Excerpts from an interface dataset
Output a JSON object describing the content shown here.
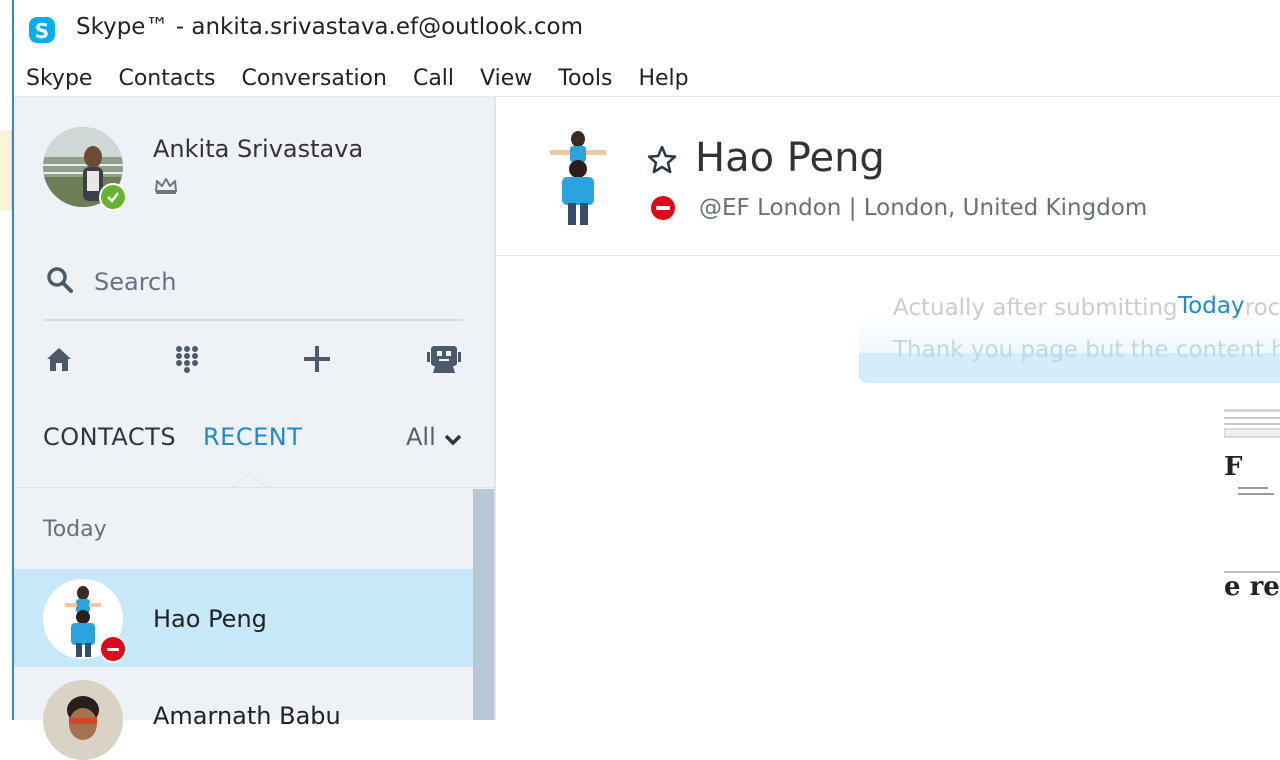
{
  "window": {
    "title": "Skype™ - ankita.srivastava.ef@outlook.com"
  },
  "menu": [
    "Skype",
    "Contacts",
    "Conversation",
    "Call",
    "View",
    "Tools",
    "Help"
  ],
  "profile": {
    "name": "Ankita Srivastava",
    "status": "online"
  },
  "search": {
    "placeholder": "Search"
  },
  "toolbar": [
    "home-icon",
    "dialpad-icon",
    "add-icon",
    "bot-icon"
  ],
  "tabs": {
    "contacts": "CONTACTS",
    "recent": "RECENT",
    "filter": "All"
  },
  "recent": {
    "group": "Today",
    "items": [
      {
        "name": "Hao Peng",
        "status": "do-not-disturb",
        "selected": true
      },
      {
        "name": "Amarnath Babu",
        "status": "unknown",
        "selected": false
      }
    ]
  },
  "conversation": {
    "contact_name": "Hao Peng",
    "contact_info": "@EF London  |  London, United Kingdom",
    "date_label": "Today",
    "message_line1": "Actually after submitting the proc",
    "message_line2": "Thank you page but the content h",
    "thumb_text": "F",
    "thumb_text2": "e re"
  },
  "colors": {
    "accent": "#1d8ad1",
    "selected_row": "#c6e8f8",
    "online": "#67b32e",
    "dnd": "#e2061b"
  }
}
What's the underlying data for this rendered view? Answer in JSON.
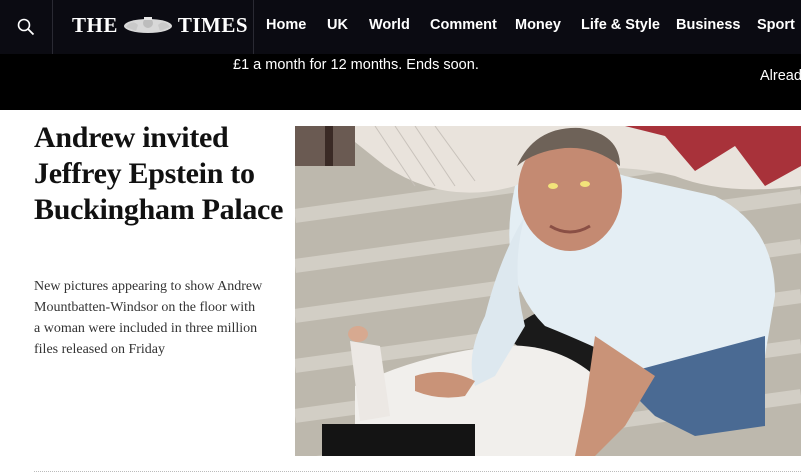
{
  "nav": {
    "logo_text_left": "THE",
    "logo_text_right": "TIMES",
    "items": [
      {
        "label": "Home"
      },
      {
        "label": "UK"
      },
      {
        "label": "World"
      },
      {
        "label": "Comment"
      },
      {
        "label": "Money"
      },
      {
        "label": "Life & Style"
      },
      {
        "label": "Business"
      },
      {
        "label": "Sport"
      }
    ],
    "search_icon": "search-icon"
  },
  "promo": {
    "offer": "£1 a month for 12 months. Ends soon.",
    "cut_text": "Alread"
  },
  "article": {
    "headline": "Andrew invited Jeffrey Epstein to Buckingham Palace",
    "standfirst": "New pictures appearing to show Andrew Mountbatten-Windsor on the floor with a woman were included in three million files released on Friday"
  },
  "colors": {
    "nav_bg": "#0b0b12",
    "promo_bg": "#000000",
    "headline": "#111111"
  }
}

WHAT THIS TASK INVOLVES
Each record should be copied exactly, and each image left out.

SOLUTION TO THE EXERCISE
Output a JSON object describing the content shown here.
{
  "window": {
    "title": "Skype™ - ankita.srivastava.ef@outlook.com"
  },
  "menu": [
    "Skype",
    "Contacts",
    "Conversation",
    "Call",
    "View",
    "Tools",
    "Help"
  ],
  "profile": {
    "name": "Ankita Srivastava",
    "status": "online"
  },
  "search": {
    "placeholder": "Search"
  },
  "toolbar": [
    "home-icon",
    "dialpad-icon",
    "add-icon",
    "bot-icon"
  ],
  "tabs": {
    "contacts": "CONTACTS",
    "recent": "RECENT",
    "filter": "All"
  },
  "recent": {
    "group": "Today",
    "items": [
      {
        "name": "Hao Peng",
        "status": "do-not-disturb",
        "selected": true
      },
      {
        "name": "Amarnath Babu",
        "status": "unknown",
        "selected": false
      }
    ]
  },
  "conversation": {
    "contact_name": "Hao Peng",
    "contact_info": "@EF London  |  London, United Kingdom",
    "date_label": "Today",
    "message_line1": "Actually after submitting the proc",
    "message_line2": "Thank you page but the content h",
    "thumb_text": "F",
    "thumb_text2": "e re"
  },
  "colors": {
    "accent": "#1d8ad1",
    "selected_row": "#c6e8f8",
    "online": "#67b32e",
    "dnd": "#e2061b"
  }
}
What's the underlying data for this rendered view? Answer in JSON.
{
  "nav": {
    "logo_text_left": "THE",
    "logo_text_right": "TIMES",
    "items": [
      {
        "label": "Home"
      },
      {
        "label": "UK"
      },
      {
        "label": "World"
      },
      {
        "label": "Comment"
      },
      {
        "label": "Money"
      },
      {
        "label": "Life & Style"
      },
      {
        "label": "Business"
      },
      {
        "label": "Sport"
      }
    ],
    "search_icon": "search-icon"
  },
  "promo": {
    "offer": "£1 a month for 12 months. Ends soon.",
    "cut_text": "Alread"
  },
  "article": {
    "headline": "Andrew invited Jeffrey Epstein to Buckingham Palace",
    "standfirst": "New pictures appearing to show Andrew Mountbatten-Windsor on the floor with a woman were included in three million files released on Friday"
  },
  "colors": {
    "nav_bg": "#0b0b12",
    "promo_bg": "#000000",
    "headline": "#111111"
  }
}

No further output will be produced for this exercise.